Researchers Tout New Non-metal Plasmonic Material

April 4, 2012

In an effort to bridge the gap between photonics and electronics, researchers from Purdue University (West Lafayette, Indiana) have coaxed a thin film of titanium nitride into transporting plasmons, tiny electron excitations coupled to light that can direct and manipulate optical signals on the nanoscale.

In an effort to bridge the gap between photonics and electronics, researchers from Purdue University (West Lafayette, Indiana) have coaxed a thin film of titanium nitride into transporting plasmons, tiny electron excitations coupled to light that can direct and manipulate optical signals on the nanoscale. Titanium nitride’s addition to the short list of surface-plasmon-supporting materials, formerly comprised only of metals, could lead to a new class of optoelectronic devices with unprecedented speed and efficiency.

In a statement published in the Optical Society’s open-access journal, Optical Materials Express, Alexandra Boltasseva, a researcher at Purdue said “We have found that titanium nitride is a promising candidate for an entirely new class of technologies based on plasmonics and metamaterials. This is particularly compelling because surface plasmons resole a basic mismatch between wavelength-scale optical devices and the much smaller components of integrated electric circuits.”

Until now, the best candidates for plasmonic materials were gold and silver. These metals, however, are not compatible with standard silicon manufacturing technologies, limiting their use in commercial products. Silver is the metal with the best optical and surface plasmon properties, but it forms grainy, or semi-continuous, thin films. Silver also easily degrades in air, which causes loss of optical signal, making it a less-attractive material in plasmon technologies.

To overcome these drawbacks, Boltasseva and her team chose to study titanium nitride because they could manipulate its properties in the manufacturing process. It also could be easily integrated into silicon products, and grown crystal-by-crystal, forming highly uniform, ultrathin films—properties that metals do not share.

To test its plasmonic capabilities, the researchers deposited a very thin, very even film of titanium nitride on a sapphire surface. They were able to confirm that titanium nitride supported the propagation of surface plasmons almost as efficiently as gold.
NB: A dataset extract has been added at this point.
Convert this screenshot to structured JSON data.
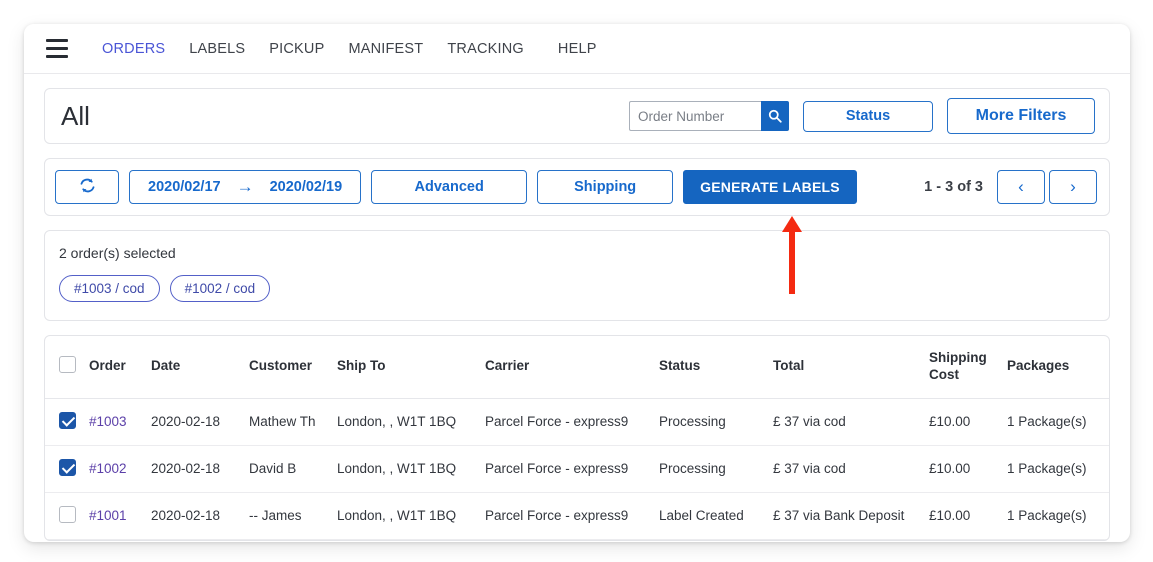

Silver, under perfect conditions, was still more efficient for plasmonic applications, but its acknowledged signal loss limited its practical applications.

To further improve the performance of titanium nitride, the researchers are now looking into a manufacturing method known as molecular beam epitaxy, which would enable them to grow the films and layered structures known as superlattices crystal-by-crystal.

In addition to plasmonics, the researchers also speculate that titanium nitride may have applications in metamaterials, which are engineered materials that can be tailored for almost any application because of their extraordinary response to electromagnetic, acoustic, and thermal waves. Recently proposed applications of metamaterials include invisibility cloaks, optical black holes, nanoscale optics, data storage, and quantum information processing.